------ Data for this exercise

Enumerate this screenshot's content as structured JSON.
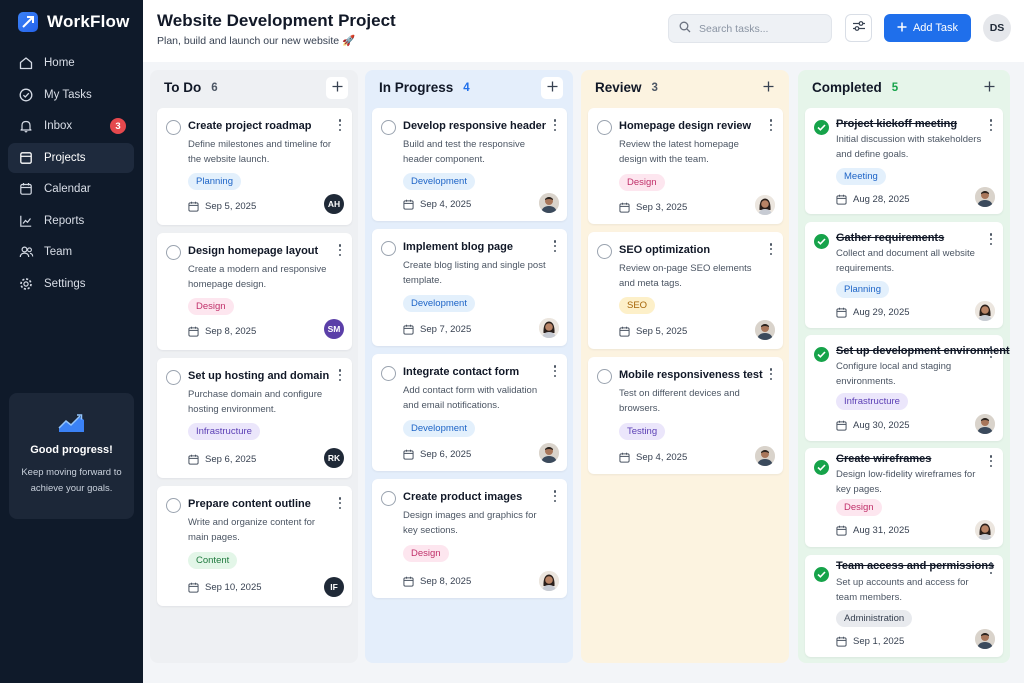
{
  "sidebar": {
    "brand": "WorkFlow",
    "items": [
      {
        "label": "Home",
        "icon": "home-icon"
      },
      {
        "label": "My Tasks",
        "icon": "check-circle-icon"
      },
      {
        "label": "Inbox",
        "icon": "bell-icon",
        "badge": "3"
      },
      {
        "label": "Projects",
        "icon": "folder-icon",
        "active": true
      },
      {
        "label": "Calendar",
        "icon": "calendar-icon"
      },
      {
        "label": "Reports",
        "icon": "chart-icon"
      },
      {
        "label": "Team",
        "icon": "team-icon"
      },
      {
        "label": "Settings",
        "icon": "gear-icon"
      }
    ],
    "promo": {
      "title": "Good progress!",
      "text": "Keep moving forward to achieve your goals."
    }
  },
  "header": {
    "title": "Website Development Project",
    "subtitle": "Plan, build and launch our new website 🚀",
    "search_placeholder": "Search tasks...",
    "add_task_label": "Add Task",
    "user_initials": "DS"
  },
  "colors": {
    "accent": "#1f6feb",
    "sidebar_bg": "#0f1a2a",
    "done": "#16a34a"
  },
  "columns": {
    "todo": {
      "title": "To Do",
      "count": "6",
      "cards": [
        {
          "title": "Create project roadmap",
          "desc": "Define milestones and timeline for the website launch.",
          "tag": "Planning",
          "date": "Sep 5, 2025",
          "assignee": "AH"
        },
        {
          "title": "Design homepage layout",
          "desc": "Create a modern and responsive homepage design.",
          "tag": "Design",
          "date": "Sep 8, 2025",
          "assignee": "SM"
        },
        {
          "title": "Set up hosting and domain",
          "desc": "Purchase domain and configure hosting environment.",
          "tag": "Infrastructure",
          "date": "Sep 6, 2025",
          "assignee": "RK"
        },
        {
          "title": "Prepare content outline",
          "desc": "Write and organize content for main pages.",
          "tag": "Content",
          "date": "Sep 10, 2025",
          "assignee": "IF"
        }
      ]
    },
    "progress": {
      "title": "In Progress",
      "count": "4",
      "cards": [
        {
          "title": "Develop responsive header",
          "desc": "Build and test the responsive header component.",
          "tag": "Development",
          "date": "Sep 4, 2025"
        },
        {
          "title": "Implement blog page",
          "desc": "Create blog listing and single post template.",
          "tag": "Development",
          "date": "Sep 7, 2025"
        },
        {
          "title": "Integrate contact form",
          "desc": "Add contact form with validation and email notifications.",
          "tag": "Development",
          "date": "Sep 6, 2025"
        },
        {
          "title": "Create product images",
          "desc": "Design images and graphics for key sections.",
          "tag": "Design",
          "date": "Sep 8, 2025"
        }
      ]
    },
    "review": {
      "title": "Review",
      "count": "3",
      "cards": [
        {
          "title": "Homepage design review",
          "desc": "Review the latest homepage design with the team.",
          "tag": "Design",
          "date": "Sep 3, 2025"
        },
        {
          "title": "SEO optimization",
          "desc": "Review on-page SEO elements and meta tags.",
          "tag": "SEO",
          "date": "Sep 5, 2025"
        },
        {
          "title": "Mobile responsiveness test",
          "desc": "Test on different devices and browsers.",
          "tag": "Testing",
          "date": "Sep 4, 2025"
        }
      ]
    },
    "done": {
      "title": "Completed",
      "count": "5",
      "cards": [
        {
          "title": "Project kickoff meeting",
          "desc": "Initial discussion with stakeholders and define goals.",
          "tag": "Meeting",
          "date": "Aug 28, 2025"
        },
        {
          "title": "Gather requirements",
          "desc": "Collect and document all website requirements.",
          "tag": "Planning",
          "date": "Aug 29, 2025"
        },
        {
          "title": "Set up development environment",
          "desc": "Configure local and staging environments.",
          "tag": "Infrastructure",
          "date": "Aug 30, 2025"
        },
        {
          "title": "Create wireframes",
          "desc": "Design low-fidelity wireframes for key pages.",
          "tag": "Design",
          "date": "Aug 31, 2025"
        },
        {
          "title": "Team access and permissions",
          "desc": "Set up accounts and access for team members.",
          "tag": "Administration",
          "date": "Sep 1, 2025"
        }
      ]
    }
  }
}
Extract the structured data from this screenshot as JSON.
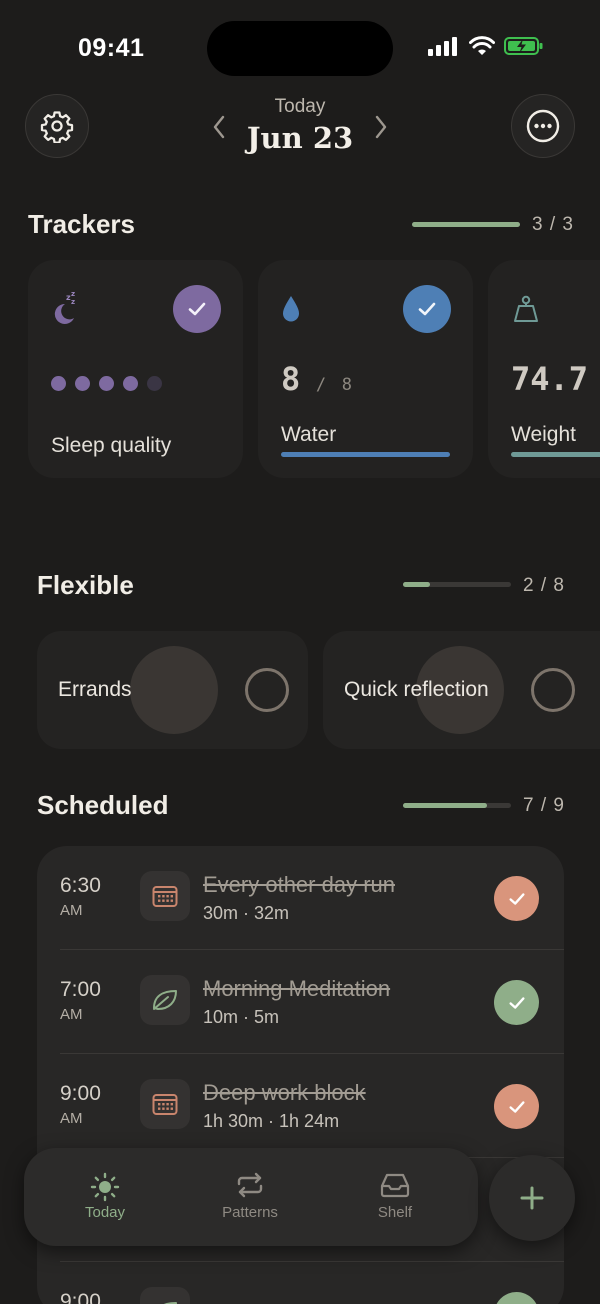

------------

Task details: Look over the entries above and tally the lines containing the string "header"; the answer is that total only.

Task response: 3